* [Instructions to follow]:
Using the records provided below, locate and copy each line that contains the word "type".

[[ Data open ]]

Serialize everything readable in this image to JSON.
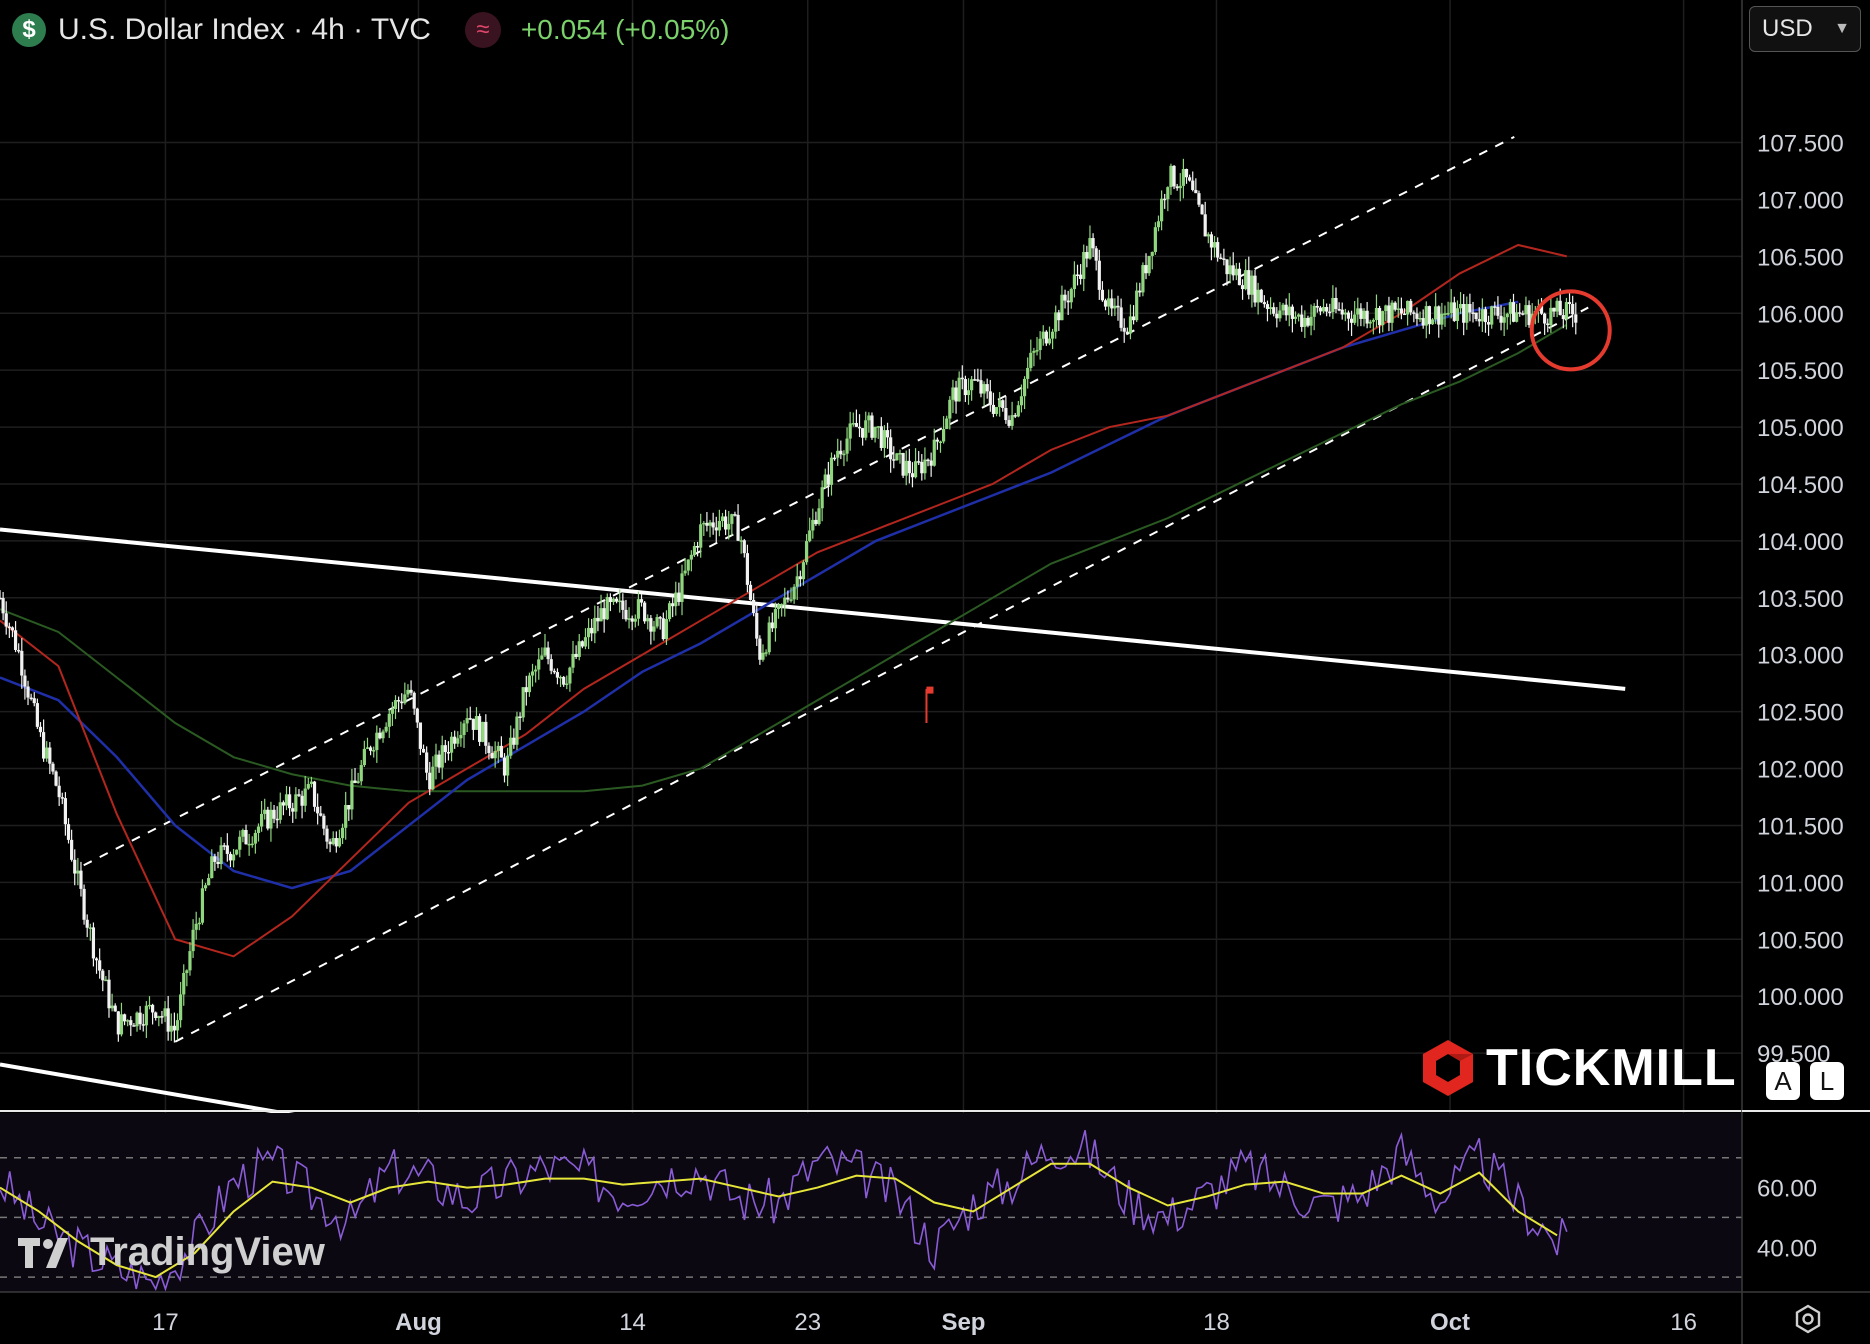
{
  "header": {
    "currency_icon": "dollar-icon",
    "symbol_title": "U.S. Dollar Index · 4h · TVC",
    "indicator_icon": "wave-icon",
    "change": "+0.054 (+0.05%)"
  },
  "currency_selector": {
    "value": "USD",
    "icon": "chevron-down-icon"
  },
  "axis_buttons": {
    "auto": "A",
    "log": "L"
  },
  "brands": {
    "tickmill": "TICKMILL",
    "tradingview": "TradingView"
  },
  "colors": {
    "bull": "#8fd67e",
    "bear": "#f2f2f2",
    "ma_fast": "#b3261e",
    "ma_mid": "#1f2fa8",
    "ma_slow": "#2a5a22",
    "trend": "#ffffff",
    "rsi": "#8a5cd6",
    "rsi_ma": "#e6e63a",
    "marker": "#e53b2f"
  },
  "chart_data": [
    {
      "type": "line",
      "title": "U.S. Dollar Index · 4h · TVC",
      "x_ticks": [
        {
          "label": "17",
          "t": 8.5
        },
        {
          "label": "Aug",
          "t": 21.5
        },
        {
          "label": "14",
          "t": 32.5
        },
        {
          "label": "23",
          "t": 41.5
        },
        {
          "label": "Sep",
          "t": 49.5
        },
        {
          "label": "18",
          "t": 62.5
        },
        {
          "label": "Oct",
          "t": 74.5
        },
        {
          "label": "16",
          "t": 86.5
        }
      ],
      "x_range": [
        0,
        89.5
      ],
      "y_ticks": [
        "107.500",
        "107.000",
        "106.500",
        "106.000",
        "105.500",
        "105.000",
        "104.500",
        "104.000",
        "103.500",
        "103.000",
        "102.500",
        "102.000",
        "101.500",
        "101.000",
        "100.500",
        "100.000",
        "99.500"
      ],
      "ylim": [
        99.0,
        107.9
      ],
      "price": {
        "t": [
          0,
          1,
          2,
          3,
          4,
          5,
          6,
          8,
          9,
          10,
          11,
          12,
          14,
          16,
          17,
          19,
          20,
          21,
          22,
          24,
          26,
          27,
          28,
          29,
          30,
          31,
          33,
          34,
          35,
          36,
          37,
          38,
          39,
          41,
          42,
          43,
          44,
          45,
          46,
          47,
          48,
          49,
          50,
          51,
          52,
          53,
          54,
          55,
          56,
          57,
          58,
          59,
          60,
          61,
          62,
          63,
          64,
          65,
          66,
          67,
          68,
          69,
          70,
          71,
          72,
          73,
          74,
          75,
          76,
          77,
          78,
          79,
          80,
          81,
          82
        ],
        "close": [
          103.5,
          103.0,
          102.3,
          101.8,
          101.0,
          100.3,
          99.75,
          99.9,
          99.7,
          100.6,
          101.2,
          101.3,
          101.6,
          101.8,
          101.3,
          102.2,
          102.5,
          102.7,
          101.9,
          102.5,
          102.0,
          102.7,
          103.0,
          102.8,
          103.1,
          103.4,
          103.4,
          103.2,
          103.6,
          104.1,
          104.2,
          104.1,
          103.0,
          103.7,
          104.3,
          104.8,
          105.0,
          105.0,
          104.7,
          104.6,
          104.8,
          105.3,
          105.4,
          105.2,
          105.1,
          105.6,
          105.9,
          106.2,
          106.6,
          106.0,
          105.9,
          106.5,
          107.2,
          107.15,
          106.7,
          106.4,
          106.3,
          106.1,
          106.0,
          105.95,
          106.05,
          106.0,
          106.0,
          106.0,
          106.0,
          106.0,
          106.0,
          106.0,
          106.0,
          106.0,
          106.0,
          106.0,
          106.0,
          106.0,
          106.0
        ]
      },
      "ma_fast": {
        "t": [
          0,
          3,
          6,
          9,
          12,
          15,
          18,
          21,
          24,
          27,
          30,
          33,
          36,
          39,
          42,
          45,
          48,
          51,
          54,
          57,
          60,
          63,
          66,
          69,
          72,
          75,
          78,
          80.5
        ],
        "v": [
          103.3,
          102.9,
          101.6,
          100.5,
          100.35,
          100.7,
          101.2,
          101.7,
          102.0,
          102.3,
          102.7,
          103.0,
          103.3,
          103.6,
          103.9,
          104.1,
          104.3,
          104.5,
          104.8,
          105.0,
          105.1,
          105.3,
          105.5,
          105.7,
          106.0,
          106.35,
          106.6,
          106.5
        ]
      },
      "ma_mid": {
        "t": [
          0,
          3,
          6,
          9,
          12,
          15,
          18,
          21,
          24,
          27,
          30,
          33,
          36,
          39,
          42,
          45,
          48,
          51,
          54,
          57,
          60,
          63,
          66,
          69,
          72,
          75,
          78
        ],
        "v": [
          102.8,
          102.6,
          102.1,
          101.5,
          101.1,
          100.95,
          101.1,
          101.5,
          101.9,
          102.2,
          102.5,
          102.85,
          103.1,
          103.4,
          103.7,
          104.0,
          104.2,
          104.4,
          104.6,
          104.85,
          105.1,
          105.3,
          105.5,
          105.7,
          105.85,
          106.0,
          106.1
        ]
      },
      "ma_slow": {
        "t": [
          0,
          3,
          6,
          9,
          12,
          15,
          18,
          21,
          24,
          27,
          30,
          33,
          36,
          39,
          42,
          45,
          48,
          51,
          54,
          57,
          60,
          63,
          66,
          69,
          72,
          75,
          78,
          80.5
        ],
        "v": [
          103.4,
          103.2,
          102.8,
          102.4,
          102.1,
          101.95,
          101.85,
          101.8,
          101.8,
          101.8,
          101.8,
          101.85,
          102.0,
          102.3,
          102.6,
          102.9,
          103.2,
          103.5,
          103.8,
          104.0,
          104.2,
          104.45,
          104.7,
          104.95,
          105.2,
          105.4,
          105.65,
          105.9
        ]
      }
    },
    {
      "type": "line",
      "y_ticks": [
        "60.00",
        "40.00"
      ],
      "ylim": [
        25,
        85
      ],
      "rsi": {
        "t": [
          0,
          2,
          4,
          6,
          8,
          9,
          10,
          12,
          14,
          16,
          18,
          20,
          22,
          24,
          26,
          28,
          30,
          32,
          34,
          36,
          38,
          40,
          42,
          44,
          46,
          48,
          50,
          52,
          54,
          56,
          58,
          60,
          62,
          64,
          66,
          68,
          70,
          72,
          74,
          76,
          78,
          80
        ],
        "v": [
          62,
          48,
          40,
          33,
          28,
          35,
          42,
          62,
          68,
          58,
          48,
          66,
          63,
          56,
          62,
          67,
          65,
          58,
          64,
          66,
          56,
          55,
          69,
          66,
          58,
          40,
          55,
          62,
          74,
          72,
          56,
          50,
          58,
          67,
          60,
          54,
          58,
          72,
          56,
          70,
          55,
          42
        ]
      },
      "rsi_ma": {
        "t": [
          0,
          2,
          4,
          6,
          8,
          10,
          12,
          14,
          16,
          18,
          20,
          22,
          24,
          26,
          28,
          30,
          32,
          34,
          36,
          38,
          40,
          42,
          44,
          46,
          48,
          50,
          52,
          54,
          56,
          58,
          60,
          62,
          64,
          66,
          68,
          70,
          72,
          74,
          76,
          78,
          80
        ],
        "v": [
          60,
          52,
          42,
          34,
          30,
          38,
          52,
          62,
          60,
          55,
          60,
          62,
          60,
          61,
          63,
          63,
          61,
          62,
          63,
          60,
          57,
          60,
          64,
          63,
          55,
          52,
          60,
          68,
          68,
          60,
          54,
          57,
          61,
          62,
          58,
          58,
          64,
          58,
          65,
          52,
          44
        ]
      }
    }
  ]
}
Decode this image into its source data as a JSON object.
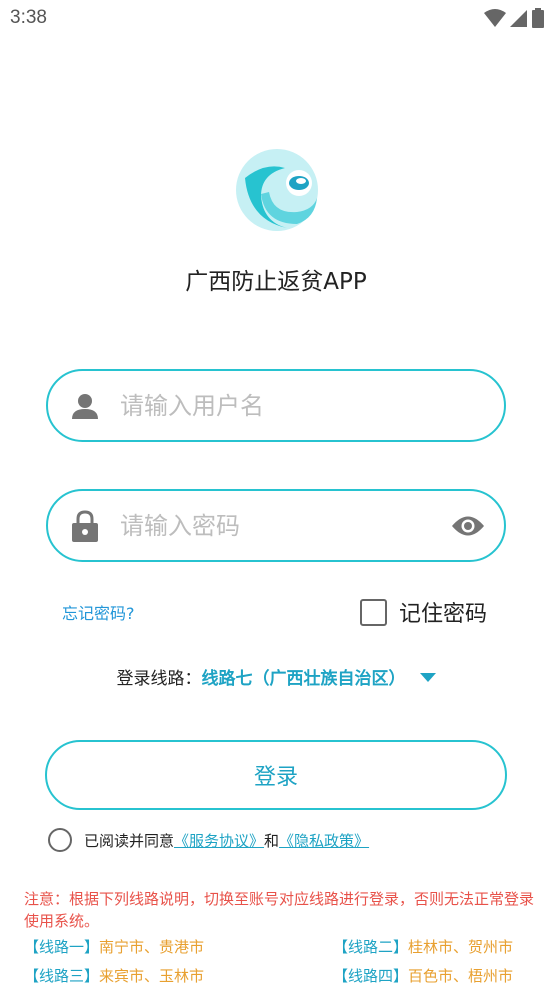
{
  "status_bar": {
    "time": "3:38"
  },
  "app": {
    "name": "广西防止返贫APP"
  },
  "form": {
    "username_placeholder": "请输入用户名",
    "password_placeholder": "请输入密码",
    "forgot_password": "忘记密码?",
    "remember_password": "记住密码"
  },
  "route": {
    "label": "登录线路：",
    "value": "线路七（广西壮族自治区）"
  },
  "login_button": "登录",
  "agreement": {
    "prefix": "已阅读并同意",
    "service": "《服务协议》",
    "and": "和",
    "privacy": "《隐私政策》"
  },
  "notice": "注意：根据下列线路说明，切换至账号对应线路进行登录，否则无法正常登录使用系统。",
  "lines": [
    {
      "tag": "【线路一】",
      "cities": "南宁市、贵港市"
    },
    {
      "tag": "【线路二】",
      "cities": "桂林市、贺州市"
    },
    {
      "tag": "【线路三】",
      "cities": "来宾市、玉林市"
    },
    {
      "tag": "【线路四】",
      "cities": "百色市、梧州市"
    }
  ],
  "colors": {
    "accent": "#27c3d0",
    "link": "#1ea3c4",
    "warning": "#e8524a",
    "cities": "#e8a030"
  }
}
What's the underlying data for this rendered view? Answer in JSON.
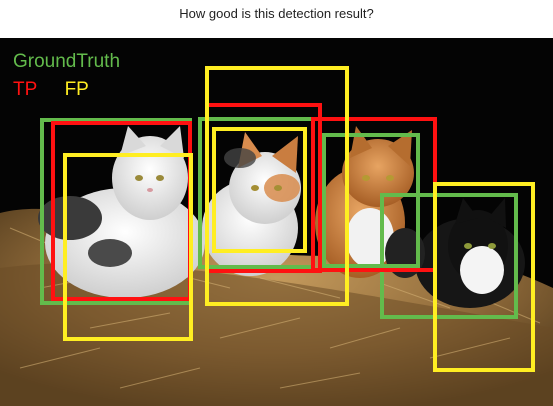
{
  "question": "How good is this detection result?",
  "legend": {
    "ground_truth": {
      "label": "GroundTruth",
      "color": "#63bb4c"
    },
    "tp": {
      "label": "TP",
      "color": "#ff1111"
    },
    "fp": {
      "label": "FP",
      "color": "#ffee22"
    }
  },
  "scene": {
    "subject": "five cats sitting on a hay bale",
    "background": "black"
  }
}
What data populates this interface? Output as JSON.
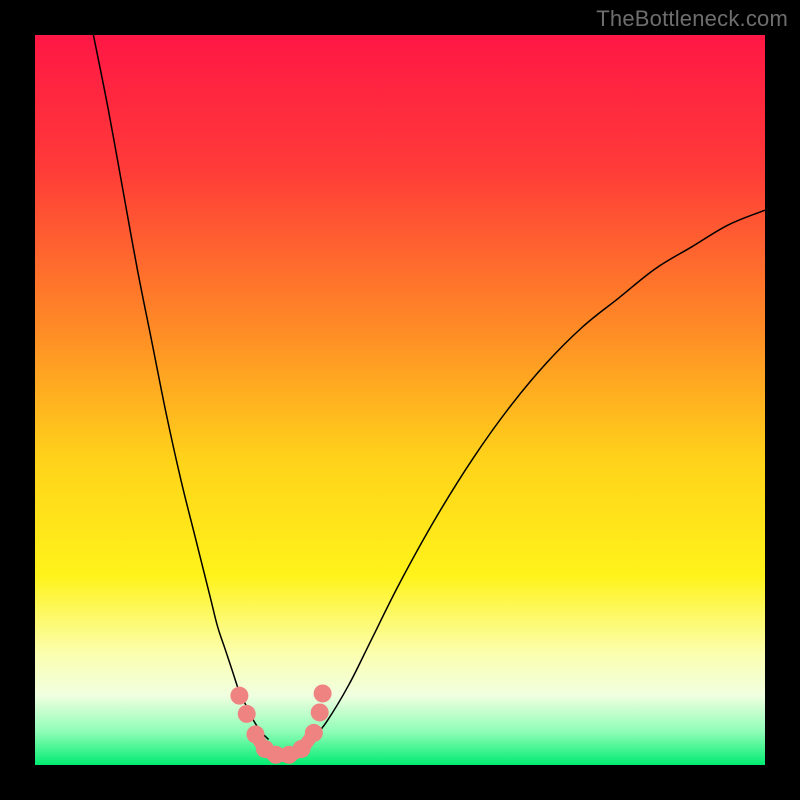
{
  "watermark": "TheBottleneck.com",
  "chart_data": {
    "type": "line",
    "title": "",
    "xlabel": "",
    "ylabel": "",
    "xlim": [
      0,
      100
    ],
    "ylim": [
      0,
      100
    ],
    "background_gradient": {
      "direction": "vertical",
      "stops": [
        {
          "offset": 0.0,
          "color": "#ff1745"
        },
        {
          "offset": 0.18,
          "color": "#ff3a39"
        },
        {
          "offset": 0.4,
          "color": "#ff8a26"
        },
        {
          "offset": 0.58,
          "color": "#ffd21a"
        },
        {
          "offset": 0.74,
          "color": "#fff31a"
        },
        {
          "offset": 0.85,
          "color": "#fbffb2"
        },
        {
          "offset": 0.905,
          "color": "#f0ffe0"
        },
        {
          "offset": 0.955,
          "color": "#8dfdb6"
        },
        {
          "offset": 1.0,
          "color": "#01ec71"
        }
      ]
    },
    "series": [
      {
        "name": "left-curve",
        "color": "#000000",
        "width": 1.5,
        "x": [
          8,
          10,
          12,
          14,
          16,
          18,
          20,
          22,
          24,
          25,
          26,
          27,
          28,
          29,
          30,
          31,
          32
        ],
        "y": [
          100,
          90,
          79,
          68,
          58,
          48,
          39,
          31,
          23,
          19,
          16,
          13,
          10,
          8,
          6,
          4.5,
          3.5
        ]
      },
      {
        "name": "right-curve",
        "color": "#000000",
        "width": 1.5,
        "x": [
          38,
          40,
          43,
          46,
          50,
          55,
          60,
          65,
          70,
          75,
          80,
          85,
          90,
          95,
          100
        ],
        "y": [
          3.5,
          6,
          11,
          17,
          25,
          34,
          42,
          49,
          55,
          60,
          64,
          68,
          71,
          74,
          76
        ]
      },
      {
        "name": "bottleneck-markers",
        "type": "scatter",
        "marker_color": "#ef8381",
        "marker_radius_px": 9,
        "x": [
          28.0,
          29.0,
          30.2,
          31.5,
          33.0,
          34.8,
          36.5,
          38.2,
          39.0,
          39.4
        ],
        "y": [
          9.5,
          7.0,
          4.2,
          2.2,
          1.4,
          1.4,
          2.2,
          4.4,
          7.2,
          9.8
        ]
      },
      {
        "name": "bottleneck-connector",
        "color": "#ef8381",
        "width": 13,
        "x": [
          30.2,
          31.5,
          33.0,
          34.8,
          36.5,
          38.2
        ],
        "y": [
          4.2,
          2.2,
          1.4,
          1.4,
          2.2,
          4.4
        ]
      }
    ]
  }
}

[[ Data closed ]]

* [Answer to this exercise]:
      "type": "line",
      "type": "line",
    "type": "line",
        "type": "scatter",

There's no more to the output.